> Task requirements
Among the entries below, find the line with "Serialize everything readable" and the line with "Read all visible content and emit it as JSON.". Return exactly those lines and every line between them, but no pictures.

═══ Extracted information

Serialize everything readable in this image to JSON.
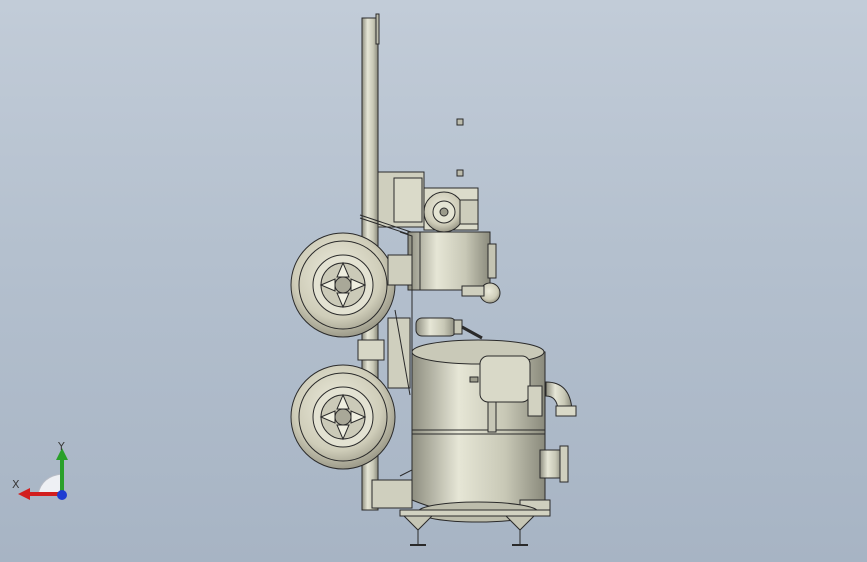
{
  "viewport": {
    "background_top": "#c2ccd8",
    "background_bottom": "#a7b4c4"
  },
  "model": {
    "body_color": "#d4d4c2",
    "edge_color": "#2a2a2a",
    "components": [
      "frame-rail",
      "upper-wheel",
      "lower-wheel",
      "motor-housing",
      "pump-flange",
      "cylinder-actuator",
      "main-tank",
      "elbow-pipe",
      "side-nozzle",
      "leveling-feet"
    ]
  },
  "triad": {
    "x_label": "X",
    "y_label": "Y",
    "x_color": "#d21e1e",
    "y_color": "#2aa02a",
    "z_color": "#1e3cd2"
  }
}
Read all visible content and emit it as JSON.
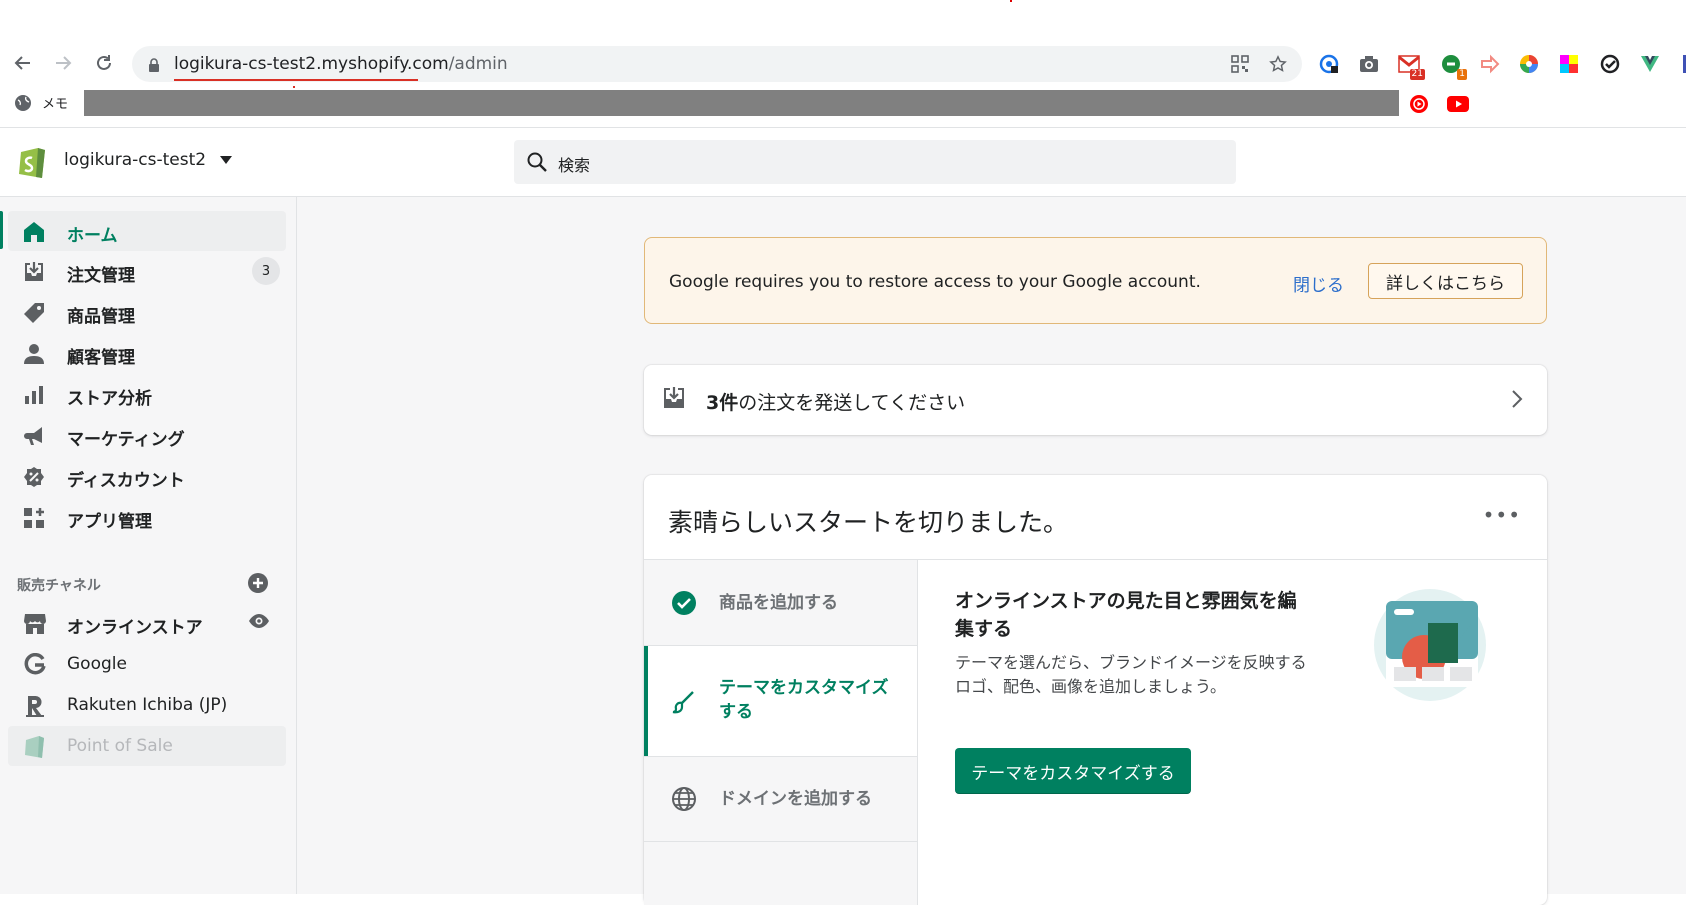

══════
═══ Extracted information

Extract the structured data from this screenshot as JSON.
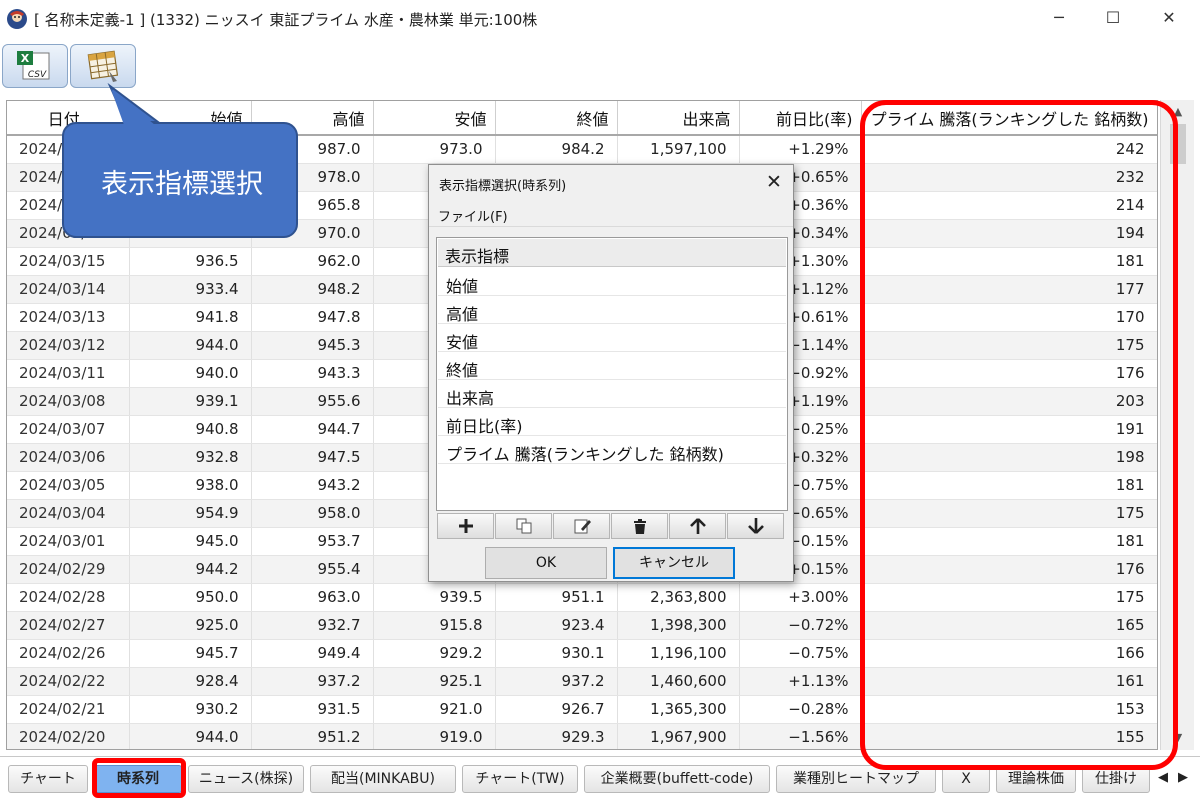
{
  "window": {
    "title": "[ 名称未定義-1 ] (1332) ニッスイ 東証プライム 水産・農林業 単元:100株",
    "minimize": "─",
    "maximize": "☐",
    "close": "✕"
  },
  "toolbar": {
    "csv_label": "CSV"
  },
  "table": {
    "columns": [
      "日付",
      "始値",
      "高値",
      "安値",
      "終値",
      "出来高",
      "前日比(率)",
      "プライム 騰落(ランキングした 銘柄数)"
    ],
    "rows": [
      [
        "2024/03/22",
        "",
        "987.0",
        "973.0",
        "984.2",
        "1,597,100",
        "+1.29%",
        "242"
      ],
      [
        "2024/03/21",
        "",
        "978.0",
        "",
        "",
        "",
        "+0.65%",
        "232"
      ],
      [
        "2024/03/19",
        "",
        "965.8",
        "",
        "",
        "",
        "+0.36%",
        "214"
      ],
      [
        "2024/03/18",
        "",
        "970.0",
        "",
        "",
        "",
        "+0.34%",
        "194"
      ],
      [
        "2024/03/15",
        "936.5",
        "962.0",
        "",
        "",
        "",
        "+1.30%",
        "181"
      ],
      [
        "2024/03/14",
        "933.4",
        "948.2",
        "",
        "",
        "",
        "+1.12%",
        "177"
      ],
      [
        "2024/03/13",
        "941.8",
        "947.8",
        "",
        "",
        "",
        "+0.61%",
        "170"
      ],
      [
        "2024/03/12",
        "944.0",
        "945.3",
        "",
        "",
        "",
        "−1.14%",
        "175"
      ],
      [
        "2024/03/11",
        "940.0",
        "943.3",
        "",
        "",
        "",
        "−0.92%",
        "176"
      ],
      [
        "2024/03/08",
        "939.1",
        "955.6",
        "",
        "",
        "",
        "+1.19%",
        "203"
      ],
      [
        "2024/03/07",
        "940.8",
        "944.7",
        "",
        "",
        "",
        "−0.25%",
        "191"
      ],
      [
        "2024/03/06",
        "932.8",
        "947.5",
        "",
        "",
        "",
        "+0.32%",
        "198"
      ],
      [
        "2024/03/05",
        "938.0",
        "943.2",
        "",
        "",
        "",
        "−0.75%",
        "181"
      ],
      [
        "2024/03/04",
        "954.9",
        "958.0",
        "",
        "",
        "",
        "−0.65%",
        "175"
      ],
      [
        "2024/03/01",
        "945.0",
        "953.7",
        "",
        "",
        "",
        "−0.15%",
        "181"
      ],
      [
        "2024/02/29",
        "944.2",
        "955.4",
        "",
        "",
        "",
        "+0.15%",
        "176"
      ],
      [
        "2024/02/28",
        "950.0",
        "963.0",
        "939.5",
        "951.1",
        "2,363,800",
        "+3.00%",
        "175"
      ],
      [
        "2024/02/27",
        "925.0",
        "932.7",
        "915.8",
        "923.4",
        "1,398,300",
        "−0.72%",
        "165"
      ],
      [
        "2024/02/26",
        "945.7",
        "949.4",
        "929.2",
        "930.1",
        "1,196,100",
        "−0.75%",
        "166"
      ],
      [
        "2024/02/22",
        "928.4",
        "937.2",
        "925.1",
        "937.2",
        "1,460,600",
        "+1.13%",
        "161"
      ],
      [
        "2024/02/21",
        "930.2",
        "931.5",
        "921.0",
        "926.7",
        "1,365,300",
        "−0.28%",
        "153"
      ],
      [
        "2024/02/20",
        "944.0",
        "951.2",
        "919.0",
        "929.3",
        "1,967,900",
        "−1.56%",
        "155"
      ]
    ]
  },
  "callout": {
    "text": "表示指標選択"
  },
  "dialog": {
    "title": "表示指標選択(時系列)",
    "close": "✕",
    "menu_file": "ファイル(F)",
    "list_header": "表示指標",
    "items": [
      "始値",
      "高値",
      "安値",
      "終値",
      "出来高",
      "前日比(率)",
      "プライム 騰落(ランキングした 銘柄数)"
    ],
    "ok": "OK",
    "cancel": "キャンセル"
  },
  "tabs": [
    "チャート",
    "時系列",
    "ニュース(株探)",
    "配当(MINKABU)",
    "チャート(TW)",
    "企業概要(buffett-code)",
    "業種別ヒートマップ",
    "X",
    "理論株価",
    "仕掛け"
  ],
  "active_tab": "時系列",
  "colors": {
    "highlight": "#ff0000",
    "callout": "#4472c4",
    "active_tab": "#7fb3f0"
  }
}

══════

> Solution to this task
Serialize everything readable in this image to JSON.
{
  "viewport": {
    "background_top": "#c2ccd8",
    "background_bottom": "#a7b4c4"
  },
  "model": {
    "body_color": "#d4d4c2",
    "edge_color": "#2a2a2a",
    "components": [
      "frame-rail",
      "upper-wheel",
      "lower-wheel",
      "motor-housing",
      "pump-flange",
      "cylinder-actuator",
      "main-tank",
      "elbow-pipe",
      "side-nozzle",
      "leveling-feet"
    ]
  },
  "triad": {
    "x_label": "X",
    "y_label": "Y",
    "x_color": "#d21e1e",
    "y_color": "#2aa02a",
    "z_color": "#1e3cd2"
  }
}
Read all visible content and emit it as JSON.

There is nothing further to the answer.